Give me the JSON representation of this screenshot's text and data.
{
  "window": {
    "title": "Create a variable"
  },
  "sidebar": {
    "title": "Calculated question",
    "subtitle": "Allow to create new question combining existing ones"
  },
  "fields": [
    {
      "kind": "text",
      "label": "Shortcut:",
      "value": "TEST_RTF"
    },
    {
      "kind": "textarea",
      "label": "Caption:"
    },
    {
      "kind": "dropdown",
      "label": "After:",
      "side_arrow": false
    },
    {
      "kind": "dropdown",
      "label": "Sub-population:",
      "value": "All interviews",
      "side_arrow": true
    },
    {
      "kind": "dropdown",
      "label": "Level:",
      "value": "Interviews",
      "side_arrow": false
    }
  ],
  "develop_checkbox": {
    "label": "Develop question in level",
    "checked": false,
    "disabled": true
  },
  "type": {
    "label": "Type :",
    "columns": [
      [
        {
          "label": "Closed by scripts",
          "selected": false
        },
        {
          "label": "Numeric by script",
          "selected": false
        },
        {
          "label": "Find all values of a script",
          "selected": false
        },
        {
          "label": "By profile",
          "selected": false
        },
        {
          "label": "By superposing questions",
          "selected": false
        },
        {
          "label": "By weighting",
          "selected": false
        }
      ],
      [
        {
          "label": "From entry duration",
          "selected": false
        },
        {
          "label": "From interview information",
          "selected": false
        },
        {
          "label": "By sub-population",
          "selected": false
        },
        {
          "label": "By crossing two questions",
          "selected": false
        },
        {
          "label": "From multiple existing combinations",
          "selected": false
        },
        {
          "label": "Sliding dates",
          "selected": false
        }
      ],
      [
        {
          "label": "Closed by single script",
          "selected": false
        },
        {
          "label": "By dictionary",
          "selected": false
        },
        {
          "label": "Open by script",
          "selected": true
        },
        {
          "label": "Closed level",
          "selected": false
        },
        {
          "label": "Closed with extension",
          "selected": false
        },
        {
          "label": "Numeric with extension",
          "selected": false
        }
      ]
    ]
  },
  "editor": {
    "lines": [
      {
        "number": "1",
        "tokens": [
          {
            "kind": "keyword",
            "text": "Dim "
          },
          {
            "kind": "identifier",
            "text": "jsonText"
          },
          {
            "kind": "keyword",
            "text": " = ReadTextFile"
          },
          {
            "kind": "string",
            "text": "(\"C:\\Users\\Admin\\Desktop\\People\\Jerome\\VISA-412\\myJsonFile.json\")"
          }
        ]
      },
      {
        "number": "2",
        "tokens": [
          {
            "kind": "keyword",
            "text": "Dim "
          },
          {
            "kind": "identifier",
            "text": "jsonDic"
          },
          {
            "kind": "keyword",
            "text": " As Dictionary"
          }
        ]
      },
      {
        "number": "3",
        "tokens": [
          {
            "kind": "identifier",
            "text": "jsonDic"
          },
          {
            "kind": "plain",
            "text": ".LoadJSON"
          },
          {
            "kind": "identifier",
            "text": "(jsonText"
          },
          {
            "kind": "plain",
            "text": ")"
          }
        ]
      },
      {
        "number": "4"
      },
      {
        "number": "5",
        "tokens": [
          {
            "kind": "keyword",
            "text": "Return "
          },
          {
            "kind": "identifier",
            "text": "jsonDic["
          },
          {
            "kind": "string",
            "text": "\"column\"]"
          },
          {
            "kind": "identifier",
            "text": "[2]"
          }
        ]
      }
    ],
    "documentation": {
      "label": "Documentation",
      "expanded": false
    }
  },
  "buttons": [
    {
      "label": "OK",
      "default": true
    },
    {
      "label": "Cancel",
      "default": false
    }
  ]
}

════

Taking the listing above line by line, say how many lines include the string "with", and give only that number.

2